### EXERCISE PROMPT
Below are some records; return all of them exactly as they are.

### DATA SHOWN
╔══
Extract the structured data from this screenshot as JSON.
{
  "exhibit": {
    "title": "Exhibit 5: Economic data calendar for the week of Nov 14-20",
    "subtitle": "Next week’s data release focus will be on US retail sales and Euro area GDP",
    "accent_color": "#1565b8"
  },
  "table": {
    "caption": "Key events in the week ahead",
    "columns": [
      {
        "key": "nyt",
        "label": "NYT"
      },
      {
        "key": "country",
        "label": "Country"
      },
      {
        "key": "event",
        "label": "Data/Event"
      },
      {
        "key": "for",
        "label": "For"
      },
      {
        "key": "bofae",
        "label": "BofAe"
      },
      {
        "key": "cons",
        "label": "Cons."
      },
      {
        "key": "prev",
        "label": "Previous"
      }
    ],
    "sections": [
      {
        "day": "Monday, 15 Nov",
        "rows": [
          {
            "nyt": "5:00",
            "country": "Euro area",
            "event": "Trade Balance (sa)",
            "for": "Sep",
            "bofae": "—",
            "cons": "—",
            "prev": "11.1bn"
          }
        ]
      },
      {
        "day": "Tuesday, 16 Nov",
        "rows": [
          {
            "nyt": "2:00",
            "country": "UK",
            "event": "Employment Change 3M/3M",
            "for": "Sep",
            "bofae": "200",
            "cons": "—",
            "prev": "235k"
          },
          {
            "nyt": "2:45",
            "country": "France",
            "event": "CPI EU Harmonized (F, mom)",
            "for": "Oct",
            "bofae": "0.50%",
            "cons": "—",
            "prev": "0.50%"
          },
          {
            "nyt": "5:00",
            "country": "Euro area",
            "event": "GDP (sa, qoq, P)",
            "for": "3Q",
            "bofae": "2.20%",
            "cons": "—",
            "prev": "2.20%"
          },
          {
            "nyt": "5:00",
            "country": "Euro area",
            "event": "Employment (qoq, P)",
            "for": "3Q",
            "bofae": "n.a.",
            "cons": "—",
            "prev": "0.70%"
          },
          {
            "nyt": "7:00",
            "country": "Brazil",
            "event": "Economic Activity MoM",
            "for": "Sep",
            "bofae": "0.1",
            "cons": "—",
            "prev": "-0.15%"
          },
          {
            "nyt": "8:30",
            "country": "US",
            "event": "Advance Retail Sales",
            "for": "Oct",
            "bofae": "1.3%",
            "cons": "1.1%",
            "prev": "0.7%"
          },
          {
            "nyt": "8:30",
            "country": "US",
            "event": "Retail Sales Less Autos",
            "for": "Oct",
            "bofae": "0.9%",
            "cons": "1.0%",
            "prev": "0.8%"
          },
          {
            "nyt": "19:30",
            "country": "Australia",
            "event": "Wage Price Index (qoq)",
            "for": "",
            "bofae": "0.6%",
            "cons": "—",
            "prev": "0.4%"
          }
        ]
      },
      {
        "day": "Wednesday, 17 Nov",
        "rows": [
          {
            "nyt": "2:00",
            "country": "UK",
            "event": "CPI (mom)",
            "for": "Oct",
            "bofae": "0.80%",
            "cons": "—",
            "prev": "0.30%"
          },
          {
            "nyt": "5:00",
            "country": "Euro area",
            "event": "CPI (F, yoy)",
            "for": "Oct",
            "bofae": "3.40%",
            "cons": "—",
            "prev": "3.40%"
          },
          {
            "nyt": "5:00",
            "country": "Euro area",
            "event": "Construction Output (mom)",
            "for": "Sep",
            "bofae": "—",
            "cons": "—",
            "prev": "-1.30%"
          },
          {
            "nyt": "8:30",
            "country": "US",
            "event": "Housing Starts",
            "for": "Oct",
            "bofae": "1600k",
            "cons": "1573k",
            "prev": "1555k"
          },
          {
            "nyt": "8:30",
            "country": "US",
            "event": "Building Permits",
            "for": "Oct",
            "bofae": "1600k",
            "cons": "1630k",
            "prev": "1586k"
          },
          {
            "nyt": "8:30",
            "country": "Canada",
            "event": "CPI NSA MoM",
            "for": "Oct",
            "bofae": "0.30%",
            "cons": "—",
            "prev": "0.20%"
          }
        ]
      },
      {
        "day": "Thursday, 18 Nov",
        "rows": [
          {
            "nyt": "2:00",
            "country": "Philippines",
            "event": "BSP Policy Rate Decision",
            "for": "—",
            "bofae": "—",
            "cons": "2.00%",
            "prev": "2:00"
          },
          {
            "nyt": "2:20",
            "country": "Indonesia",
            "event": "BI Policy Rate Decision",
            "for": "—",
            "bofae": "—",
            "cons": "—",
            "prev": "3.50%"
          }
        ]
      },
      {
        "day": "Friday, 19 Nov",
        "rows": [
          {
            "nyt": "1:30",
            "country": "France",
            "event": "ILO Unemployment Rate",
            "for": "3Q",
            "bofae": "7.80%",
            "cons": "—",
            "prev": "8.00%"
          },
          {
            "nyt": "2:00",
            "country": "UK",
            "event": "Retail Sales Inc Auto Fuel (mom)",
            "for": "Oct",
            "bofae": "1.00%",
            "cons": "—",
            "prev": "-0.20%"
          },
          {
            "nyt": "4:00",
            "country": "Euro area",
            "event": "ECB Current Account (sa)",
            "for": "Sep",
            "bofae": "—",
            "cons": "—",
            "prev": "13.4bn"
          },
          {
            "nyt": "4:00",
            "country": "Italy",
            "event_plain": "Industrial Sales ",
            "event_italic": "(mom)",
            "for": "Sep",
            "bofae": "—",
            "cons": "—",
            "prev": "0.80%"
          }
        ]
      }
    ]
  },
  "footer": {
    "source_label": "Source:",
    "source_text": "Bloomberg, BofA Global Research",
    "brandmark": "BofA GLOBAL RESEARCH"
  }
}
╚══
### RESULT FOR THIS EXERCISE
Extract the structured data from this screenshot as JSON.
{
  "exhibit": {
    "title": "Exhibit 5: Economic data calendar for the week of Nov 14-20",
    "subtitle": "Next week’s data release focus will be on US retail sales and Euro area GDP",
    "accent_color": "#1565b8"
  },
  "table": {
    "caption": "Key events in the week ahead",
    "columns": [
      {
        "key": "nyt",
        "label": "NYT"
      },
      {
        "key": "country",
        "label": "Country"
      },
      {
        "key": "event",
        "label": "Data/Event"
      },
      {
        "key": "for",
        "label": "For"
      },
      {
        "key": "bofae",
        "label": "BofAe"
      },
      {
        "key": "cons",
        "label": "Cons."
      },
      {
        "key": "prev",
        "label": "Previous"
      }
    ],
    "sections": [
      {
        "day": "Monday, 15 Nov",
        "rows": [
          {
            "nyt": "5:00",
            "country": "Euro area",
            "event": "Trade Balance (sa)",
            "for": "Sep",
            "bofae": "—",
            "cons": "—",
            "prev": "11.1bn"
          }
        ]
      },
      {
        "day": "Tuesday, 16 Nov",
        "rows": [
          {
            "nyt": "2:00",
            "country": "UK",
            "event": "Employment Change 3M/3M",
            "for": "Sep",
            "bofae": "200",
            "cons": "—",
            "prev": "235k"
          },
          {
            "nyt": "2:45",
            "country": "France",
            "event": "CPI EU Harmonized (F, mom)",
            "for": "Oct",
            "bofae": "0.50%",
            "cons": "—",
            "prev": "0.50%"
          },
          {
            "nyt": "5:00",
            "country": "Euro area",
            "event": "GDP (sa, qoq, P)",
            "for": "3Q",
            "bofae": "2.20%",
            "cons": "—",
            "prev": "2.20%"
          },
          {
            "nyt": "5:00",
            "country": "Euro area",
            "event": "Employment (qoq, P)",
            "for": "3Q",
            "bofae": "n.a.",
            "cons": "—",
            "prev": "0.70%"
          },
          {
            "nyt": "7:00",
            "country": "Brazil",
            "event": "Economic Activity MoM",
            "for": "Sep",
            "bofae": "0.1",
            "cons": "—",
            "prev": "-0.15%"
          },
          {
            "nyt": "8:30",
            "country": "US",
            "event": "Advance Retail Sales",
            "for": "Oct",
            "bofae": "1.3%",
            "cons": "1.1%",
            "prev": "0.7%"
          },
          {
            "nyt": "8:30",
            "country": "US",
            "event": "Retail Sales Less Autos",
            "for": "Oct",
            "bofae": "0.9%",
            "cons": "1.0%",
            "prev": "0.8%"
          },
          {
            "nyt": "19:30",
            "country": "Australia",
            "event": "Wage Price Index (qoq)",
            "for": "",
            "bofae": "0.6%",
            "cons": "—",
            "prev": "0.4%"
          }
        ]
      },
      {
        "day": "Wednesday, 17 Nov",
        "rows": [
          {
            "nyt": "2:00",
            "country": "UK",
            "event": "CPI (mom)",
            "for": "Oct",
            "bofae": "0.80%",
            "cons": "—",
            "prev": "0.30%"
          },
          {
            "nyt": "5:00",
            "country": "Euro area",
            "event": "CPI (F, yoy)",
            "for": "Oct",
            "bofae": "3.40%",
            "cons": "—",
            "prev": "3.40%"
          },
          {
            "nyt": "5:00",
            "country": "Euro area",
            "event": "Construction Output (mom)",
            "for": "Sep",
            "bofae": "—",
            "cons": "—",
            "prev": "-1.30%"
          },
          {
            "nyt": "8:30",
            "country": "US",
            "event": "Housing Starts",
            "for": "Oct",
            "bofae": "1600k",
            "cons": "1573k",
            "prev": "1555k"
          },
          {
            "nyt": "8:30",
            "country": "US",
            "event": "Building Permits",
            "for": "Oct",
            "bofae": "1600k",
            "cons": "1630k",
            "prev": "1586k"
          },
          {
            "nyt": "8:30",
            "country": "Canada",
            "event": "CPI NSA MoM",
            "for": "Oct",
            "bofae": "0.30%",
            "cons": "—",
            "prev": "0.20%"
          }
        ]
      },
      {
        "day": "Thursday, 18 Nov",
        "rows": [
          {
            "nyt": "2:00",
            "country": "Philippines",
            "event": "BSP Policy Rate Decision",
            "for": "—",
            "bofae": "—",
            "cons": "2.00%",
            "prev": "2:00"
          },
          {
            "nyt": "2:20",
            "country": "Indonesia",
            "event": "BI Policy Rate Decision",
            "for": "—",
            "bofae": "—",
            "cons": "—",
            "prev": "3.50%"
          }
        ]
      },
      {
        "day": "Friday, 19 Nov",
        "rows": [
          {
            "nyt": "1:30",
            "country": "France",
            "event": "ILO Unemployment Rate",
            "for": "3Q",
            "bofae": "7.80%",
            "cons": "—",
            "prev": "8.00%"
          },
          {
            "nyt": "2:00",
            "country": "UK",
            "event": "Retail Sales Inc Auto Fuel (mom)",
            "for": "Oct",
            "bofae": "1.00%",
            "cons": "—",
            "prev": "-0.20%"
          },
          {
            "nyt": "4:00",
            "country": "Euro area",
            "event": "ECB Current Account (sa)",
            "for": "Sep",
            "bofae": "—",
            "cons": "—",
            "prev": "13.4bn"
          },
          {
            "nyt": "4:00",
            "country": "Italy",
            "event_plain": "Industrial Sales ",
            "event_italic": "(mom)",
            "for": "Sep",
            "bofae": "—",
            "cons": "—",
            "prev": "0.80%"
          }
        ]
      }
    ]
  },
  "footer": {
    "source_label": "Source:",
    "source_text": "Bloomberg, BofA Global Research",
    "brandmark": "BofA GLOBAL RESEARCH"
  }
}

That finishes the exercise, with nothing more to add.